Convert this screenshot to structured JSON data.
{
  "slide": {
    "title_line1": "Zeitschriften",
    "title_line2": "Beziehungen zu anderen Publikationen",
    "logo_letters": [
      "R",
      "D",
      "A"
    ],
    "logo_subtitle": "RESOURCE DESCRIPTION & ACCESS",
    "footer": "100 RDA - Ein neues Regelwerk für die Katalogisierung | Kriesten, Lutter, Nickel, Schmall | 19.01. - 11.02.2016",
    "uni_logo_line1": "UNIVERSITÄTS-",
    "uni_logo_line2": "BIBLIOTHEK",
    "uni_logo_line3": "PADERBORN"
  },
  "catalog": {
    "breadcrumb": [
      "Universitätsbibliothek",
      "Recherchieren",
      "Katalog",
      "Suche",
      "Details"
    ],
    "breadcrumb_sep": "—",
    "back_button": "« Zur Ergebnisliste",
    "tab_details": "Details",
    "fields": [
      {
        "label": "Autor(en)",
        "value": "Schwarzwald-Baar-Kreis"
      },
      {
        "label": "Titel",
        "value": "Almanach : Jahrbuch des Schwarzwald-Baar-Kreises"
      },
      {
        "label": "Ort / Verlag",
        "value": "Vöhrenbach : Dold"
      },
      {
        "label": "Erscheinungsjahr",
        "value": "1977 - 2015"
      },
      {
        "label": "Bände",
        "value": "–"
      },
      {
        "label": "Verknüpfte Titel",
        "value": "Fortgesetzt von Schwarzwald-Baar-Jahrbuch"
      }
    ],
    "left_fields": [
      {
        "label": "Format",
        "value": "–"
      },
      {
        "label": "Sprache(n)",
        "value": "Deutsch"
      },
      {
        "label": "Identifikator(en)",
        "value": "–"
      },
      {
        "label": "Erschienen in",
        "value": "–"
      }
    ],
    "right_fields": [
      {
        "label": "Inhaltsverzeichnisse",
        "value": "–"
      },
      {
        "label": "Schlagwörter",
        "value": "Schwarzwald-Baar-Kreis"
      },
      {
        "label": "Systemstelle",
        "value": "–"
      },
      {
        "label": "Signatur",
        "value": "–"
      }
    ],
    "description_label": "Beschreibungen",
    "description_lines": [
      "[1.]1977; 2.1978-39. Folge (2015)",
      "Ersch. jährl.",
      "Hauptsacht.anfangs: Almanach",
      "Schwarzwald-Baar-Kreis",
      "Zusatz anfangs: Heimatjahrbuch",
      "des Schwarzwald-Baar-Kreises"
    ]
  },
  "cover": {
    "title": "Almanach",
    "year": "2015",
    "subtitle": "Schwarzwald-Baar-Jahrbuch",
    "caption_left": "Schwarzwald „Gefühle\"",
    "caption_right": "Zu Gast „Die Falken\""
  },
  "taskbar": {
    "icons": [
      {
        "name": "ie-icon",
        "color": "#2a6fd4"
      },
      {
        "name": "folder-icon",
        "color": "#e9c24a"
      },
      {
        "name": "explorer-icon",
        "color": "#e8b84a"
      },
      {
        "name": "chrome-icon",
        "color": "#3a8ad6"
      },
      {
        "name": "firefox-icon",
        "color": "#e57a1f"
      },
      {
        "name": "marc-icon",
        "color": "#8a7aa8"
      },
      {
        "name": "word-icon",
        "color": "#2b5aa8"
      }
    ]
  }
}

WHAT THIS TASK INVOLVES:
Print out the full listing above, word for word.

RESULT OF THE TASK:
Convert this screenshot to structured JSON data.
{
  "slide": {
    "title_line1": "Zeitschriften",
    "title_line2": "Beziehungen zu anderen Publikationen",
    "logo_letters": [
      "R",
      "D",
      "A"
    ],
    "logo_subtitle": "RESOURCE DESCRIPTION & ACCESS",
    "footer": "100 RDA - Ein neues Regelwerk für die Katalogisierung | Kriesten, Lutter, Nickel, Schmall | 19.01. - 11.02.2016",
    "uni_logo_line1": "UNIVERSITÄTS-",
    "uni_logo_line2": "BIBLIOTHEK",
    "uni_logo_line3": "PADERBORN"
  },
  "catalog": {
    "breadcrumb": [
      "Universitätsbibliothek",
      "Recherchieren",
      "Katalog",
      "Suche",
      "Details"
    ],
    "breadcrumb_sep": "—",
    "back_button": "« Zur Ergebnisliste",
    "tab_details": "Details",
    "fields": [
      {
        "label": "Autor(en)",
        "value": "Schwarzwald-Baar-Kreis"
      },
      {
        "label": "Titel",
        "value": "Almanach : Jahrbuch des Schwarzwald-Baar-Kreises"
      },
      {
        "label": "Ort / Verlag",
        "value": "Vöhrenbach : Dold"
      },
      {
        "label": "Erscheinungsjahr",
        "value": "1977 - 2015"
      },
      {
        "label": "Bände",
        "value": "–"
      },
      {
        "label": "Verknüpfte Titel",
        "value": "Fortgesetzt von Schwarzwald-Baar-Jahrbuch"
      }
    ],
    "left_fields": [
      {
        "label": "Format",
        "value": "–"
      },
      {
        "label": "Sprache(n)",
        "value": "Deutsch"
      },
      {
        "label": "Identifikator(en)",
        "value": "–"
      },
      {
        "label": "Erschienen in",
        "value": "–"
      }
    ],
    "right_fields": [
      {
        "label": "Inhaltsverzeichnisse",
        "value": "–"
      },
      {
        "label": "Schlagwörter",
        "value": "Schwarzwald-Baar-Kreis"
      },
      {
        "label": "Systemstelle",
        "value": "–"
      },
      {
        "label": "Signatur",
        "value": "–"
      }
    ],
    "description_label": "Beschreibungen",
    "description_lines": [
      "[1.]1977; 2.1978-39. Folge (2015)",
      "Ersch. jährl.",
      "Hauptsacht.anfangs: Almanach",
      "Schwarzwald-Baar-Kreis",
      "Zusatz anfangs: Heimatjahrbuch",
      "des Schwarzwald-Baar-Kreises"
    ]
  },
  "cover": {
    "title": "Almanach",
    "year": "2015",
    "subtitle": "Schwarzwald-Baar-Jahrbuch",
    "caption_left": "Schwarzwald „Gefühle\"",
    "caption_right": "Zu Gast „Die Falken\""
  },
  "taskbar": {
    "icons": [
      {
        "name": "ie-icon",
        "color": "#2a6fd4"
      },
      {
        "name": "folder-icon",
        "color": "#e9c24a"
      },
      {
        "name": "explorer-icon",
        "color": "#e8b84a"
      },
      {
        "name": "chrome-icon",
        "color": "#3a8ad6"
      },
      {
        "name": "firefox-icon",
        "color": "#e57a1f"
      },
      {
        "name": "marc-icon",
        "color": "#8a7aa8"
      },
      {
        "name": "word-icon",
        "color": "#2b5aa8"
      }
    ]
  }
}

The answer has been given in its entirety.